Costa Rica has set a Feb. 4 date for a second airlift of Cuban migrants who have been stranded for over two months at the country’s northern border with Nicaragua, officials said Monday.

Costa Rica’s immigration agency announced the next flight will ferry 184 Cubans to El Salvador, from where they will continue by land north toward the United States. Costa Rican authorities were contacting those on the list to let them know what documents they will need to present.

The migrants are responsible for the cost of the air bridge: $555 per adult, plus $75 total for Salvadoran and Guatemalan visas. The travel cost is $350 for children between 2 and 12 years old, and $150 for those under the age of 2.

After the flight is filled up, “we will immediately begin to prepare the next one,” immigration agency director Kathya Rodriguez said.
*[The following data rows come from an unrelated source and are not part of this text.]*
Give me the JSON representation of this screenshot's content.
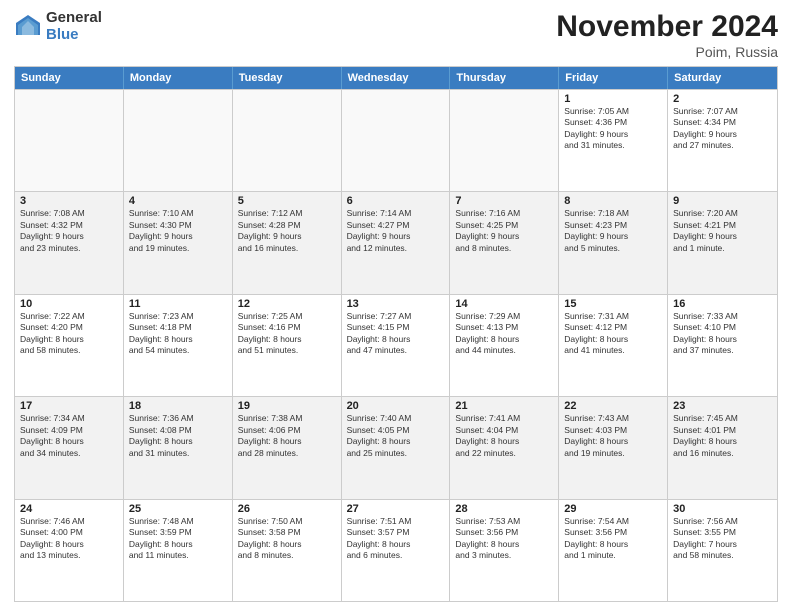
{
  "header": {
    "logo_general": "General",
    "logo_blue": "Blue",
    "month_title": "November 2024",
    "location": "Poim, Russia"
  },
  "weekdays": [
    "Sunday",
    "Monday",
    "Tuesday",
    "Wednesday",
    "Thursday",
    "Friday",
    "Saturday"
  ],
  "rows": [
    [
      {
        "day": "",
        "info": ""
      },
      {
        "day": "",
        "info": ""
      },
      {
        "day": "",
        "info": ""
      },
      {
        "day": "",
        "info": ""
      },
      {
        "day": "",
        "info": ""
      },
      {
        "day": "1",
        "info": "Sunrise: 7:05 AM\nSunset: 4:36 PM\nDaylight: 9 hours\nand 31 minutes."
      },
      {
        "day": "2",
        "info": "Sunrise: 7:07 AM\nSunset: 4:34 PM\nDaylight: 9 hours\nand 27 minutes."
      }
    ],
    [
      {
        "day": "3",
        "info": "Sunrise: 7:08 AM\nSunset: 4:32 PM\nDaylight: 9 hours\nand 23 minutes."
      },
      {
        "day": "4",
        "info": "Sunrise: 7:10 AM\nSunset: 4:30 PM\nDaylight: 9 hours\nand 19 minutes."
      },
      {
        "day": "5",
        "info": "Sunrise: 7:12 AM\nSunset: 4:28 PM\nDaylight: 9 hours\nand 16 minutes."
      },
      {
        "day": "6",
        "info": "Sunrise: 7:14 AM\nSunset: 4:27 PM\nDaylight: 9 hours\nand 12 minutes."
      },
      {
        "day": "7",
        "info": "Sunrise: 7:16 AM\nSunset: 4:25 PM\nDaylight: 9 hours\nand 8 minutes."
      },
      {
        "day": "8",
        "info": "Sunrise: 7:18 AM\nSunset: 4:23 PM\nDaylight: 9 hours\nand 5 minutes."
      },
      {
        "day": "9",
        "info": "Sunrise: 7:20 AM\nSunset: 4:21 PM\nDaylight: 9 hours\nand 1 minute."
      }
    ],
    [
      {
        "day": "10",
        "info": "Sunrise: 7:22 AM\nSunset: 4:20 PM\nDaylight: 8 hours\nand 58 minutes."
      },
      {
        "day": "11",
        "info": "Sunrise: 7:23 AM\nSunset: 4:18 PM\nDaylight: 8 hours\nand 54 minutes."
      },
      {
        "day": "12",
        "info": "Sunrise: 7:25 AM\nSunset: 4:16 PM\nDaylight: 8 hours\nand 51 minutes."
      },
      {
        "day": "13",
        "info": "Sunrise: 7:27 AM\nSunset: 4:15 PM\nDaylight: 8 hours\nand 47 minutes."
      },
      {
        "day": "14",
        "info": "Sunrise: 7:29 AM\nSunset: 4:13 PM\nDaylight: 8 hours\nand 44 minutes."
      },
      {
        "day": "15",
        "info": "Sunrise: 7:31 AM\nSunset: 4:12 PM\nDaylight: 8 hours\nand 41 minutes."
      },
      {
        "day": "16",
        "info": "Sunrise: 7:33 AM\nSunset: 4:10 PM\nDaylight: 8 hours\nand 37 minutes."
      }
    ],
    [
      {
        "day": "17",
        "info": "Sunrise: 7:34 AM\nSunset: 4:09 PM\nDaylight: 8 hours\nand 34 minutes."
      },
      {
        "day": "18",
        "info": "Sunrise: 7:36 AM\nSunset: 4:08 PM\nDaylight: 8 hours\nand 31 minutes."
      },
      {
        "day": "19",
        "info": "Sunrise: 7:38 AM\nSunset: 4:06 PM\nDaylight: 8 hours\nand 28 minutes."
      },
      {
        "day": "20",
        "info": "Sunrise: 7:40 AM\nSunset: 4:05 PM\nDaylight: 8 hours\nand 25 minutes."
      },
      {
        "day": "21",
        "info": "Sunrise: 7:41 AM\nSunset: 4:04 PM\nDaylight: 8 hours\nand 22 minutes."
      },
      {
        "day": "22",
        "info": "Sunrise: 7:43 AM\nSunset: 4:03 PM\nDaylight: 8 hours\nand 19 minutes."
      },
      {
        "day": "23",
        "info": "Sunrise: 7:45 AM\nSunset: 4:01 PM\nDaylight: 8 hours\nand 16 minutes."
      }
    ],
    [
      {
        "day": "24",
        "info": "Sunrise: 7:46 AM\nSunset: 4:00 PM\nDaylight: 8 hours\nand 13 minutes."
      },
      {
        "day": "25",
        "info": "Sunrise: 7:48 AM\nSunset: 3:59 PM\nDaylight: 8 hours\nand 11 minutes."
      },
      {
        "day": "26",
        "info": "Sunrise: 7:50 AM\nSunset: 3:58 PM\nDaylight: 8 hours\nand 8 minutes."
      },
      {
        "day": "27",
        "info": "Sunrise: 7:51 AM\nSunset: 3:57 PM\nDaylight: 8 hours\nand 6 minutes."
      },
      {
        "day": "28",
        "info": "Sunrise: 7:53 AM\nSunset: 3:56 PM\nDaylight: 8 hours\nand 3 minutes."
      },
      {
        "day": "29",
        "info": "Sunrise: 7:54 AM\nSunset: 3:56 PM\nDaylight: 8 hours\nand 1 minute."
      },
      {
        "day": "30",
        "info": "Sunrise: 7:56 AM\nSunset: 3:55 PM\nDaylight: 7 hours\nand 58 minutes."
      }
    ]
  ]
}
Thousands of Cuban migrants have been stuck in Costa Rica since Nicaragua closed its southern border to them Nov. 14.

The Cubans say their goal is to reach the United States, where favorable immigration policies allow them to remain and apply for residency.

The U.S. rules irk Havana, which says they foment brain drain and encourage islanders to attempt risky migration routes. Backers of the policies say they offer refuge to people fleeing Cuba’s communist system.

The first airlift took place Jan. 12 from Costa Rica to El Salvador, leapfrogging Nicaragua. The migrants then traveled by bus through Guatemala and into southern Mexico, where authorities issued them 20-day transit visas to reach the United States.